Lakhdar Brahimi, the United Nations peace envoy, met Lebanese President Michel Sleiman today as Syria said any initiative to resolve the crisis in the country requires everybody’s commitment.
Brahimi arrived from Cairo and is expected by Syrian President Bashar al-Assad’s government to travel on to Damascus. While in Lebanon, the envoy was also due to see Parliament Speaker Nabih Berri, a close Syrian ally, and Prime Minister Najib Mikati, the official National News Agency said.
Brahimi’s visit came after Syria’s opposition welcomed his proposal for a halt in fighting during Eid al-Adha, one of the holiest days of the Muslim calendar.
“We welcome any end to the killing of Syrian civilians, but all responsibility falls on the regime regarding this,” Abdelbaset Sieda, the head of the opposition Syrian National Council, told Al Arabiya television in an interview. “If the regime stops the shelling, normally, the defensive acts will cease in turn.”
Jihad Makdissi, spokesman for Syria’s Foreign Ministry, said in a statement to the official Syrian Arab News Agency that “any initiative, regardless of its type, requires commitment by all sides in order for it to succeed.”
Brahimi’s travels follow a series of gloomy pronouncements from the Algerian UN official about the 19-month conflict, which the opposition Syrian Observatory for Human Rights says has claimed more than 30,000 lives. Brahimi has called the conflict a civil war, said the destruction wrought is becoming “catastrophic,” last month described his mission as “difficult” and said the violence was “extremely bad and getting worse.”

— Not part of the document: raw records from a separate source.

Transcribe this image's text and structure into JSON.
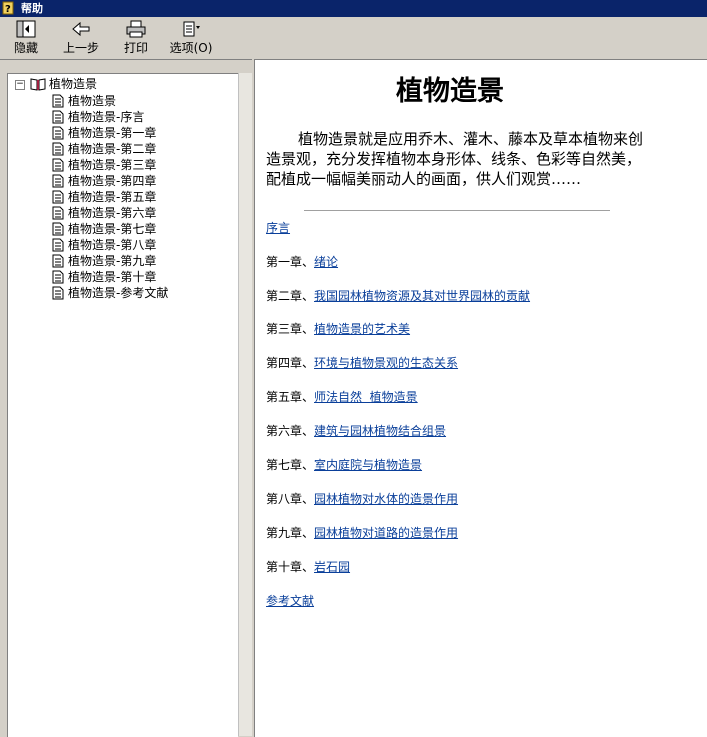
{
  "window": {
    "title": "帮助"
  },
  "toolbar": {
    "hide_label": "隐藏",
    "back_label": "上一步",
    "print_label": "打印",
    "options_label": "选项(O)"
  },
  "toc": {
    "root": "植物造景",
    "items": [
      "植物造景",
      "植物造景-序言",
      "植物造景-第一章",
      "植物造景-第二章",
      "植物造景-第三章",
      "植物造景-第四章",
      "植物造景-第五章",
      "植物造景-第六章",
      "植物造景-第七章",
      "植物造景-第八章",
      "植物造景-第九章",
      "植物造景-第十章",
      "植物造景-参考文献"
    ]
  },
  "content": {
    "title": "植物造景",
    "intro": "植物造景就是应用乔木、灌木、藤本及草本植物来创造景观，充分发挥植物本身形体、线条、色彩等自然美，配植成一幅幅美丽动人的画面，供人们观赏……",
    "preface_link": "序言",
    "chapters": [
      {
        "prefix": "第一章、",
        "link": "绪论"
      },
      {
        "prefix": "第二章、",
        "link": "我国园林植物资源及其对世界园林的贡献"
      },
      {
        "prefix": "第三章、",
        "link": "植物造景的艺术美"
      },
      {
        "prefix": "第四章、",
        "link": "环境与植物景观的生态关系"
      },
      {
        "prefix": "第五章、",
        "link": "师法自然  植物造景"
      },
      {
        "prefix": "第六章、",
        "link": "建筑与园林植物结合组景"
      },
      {
        "prefix": "第七章、",
        "link": "室内庭院与植物造景"
      },
      {
        "prefix": "第八章、",
        "link": "园林植物对水体的造景作用"
      },
      {
        "prefix": "第九章、",
        "link": "园林植物对道路的造景作用"
      },
      {
        "prefix": "第十章、",
        "link": "岩石园"
      }
    ],
    "references_link": "参考文献"
  },
  "colors": {
    "titlebar": "#0a246a",
    "link": "#0a3f9a",
    "chrome": "#d4d0c8"
  }
}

Makdissi said Syria is awaiting Brahimi’s arrival “to learn about the results of his recent visits to a number of countries, including countries that have influence over armed groups.” He said he hoped the UN envoy “will bring from these countries something to lead to the success of any constructive initiative,” SANA said.
Rebels shot down a helicopter in Idlib, northern Syria, today, according to the opposition Local Coordination Committees in Syria. At least eight people have died across the country today, including three in Aleppo, according to the activist group.

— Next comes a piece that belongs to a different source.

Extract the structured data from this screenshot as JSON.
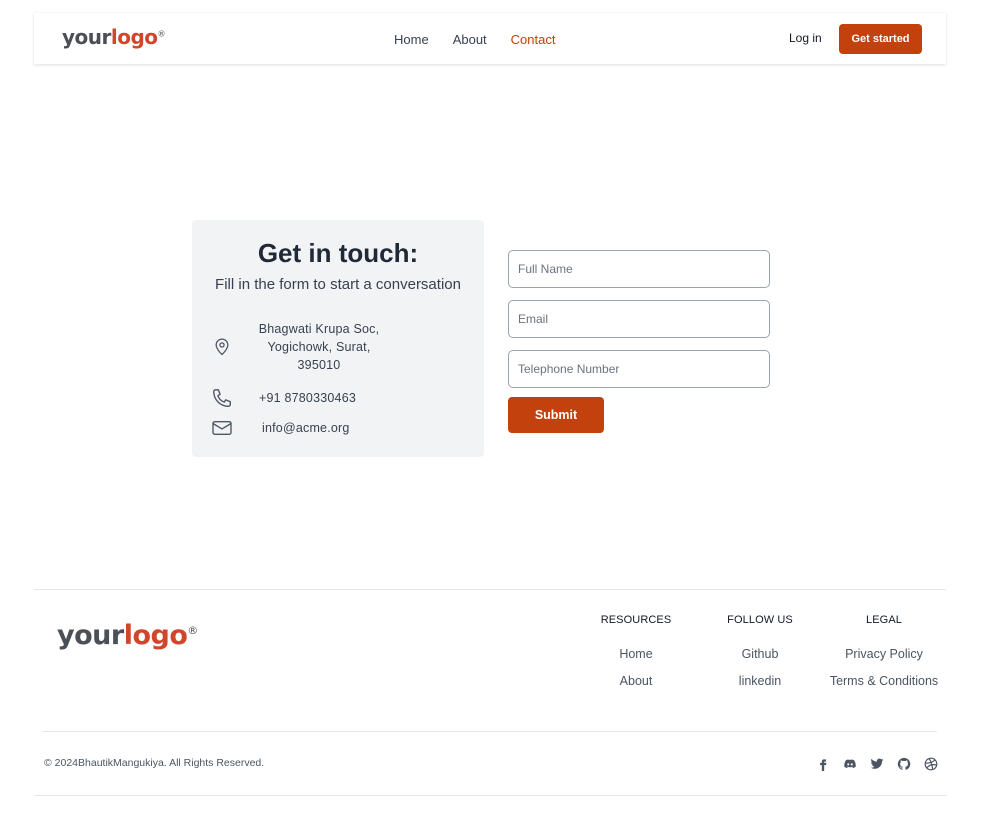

The pro-government Al-Watan newspaper said authorities have beefed up security measures around government buildings in Damascus, adding cement blocks around the building housing SANA and the Damascus governorate. The opposition uses bombs to attack official buildings.
To contact the reporter on this story: Donna Abu-Nasr in Beirut at firstname.lastname@example.org
To contact the editor responsible for this story: Andrew J. Barden at email@example.com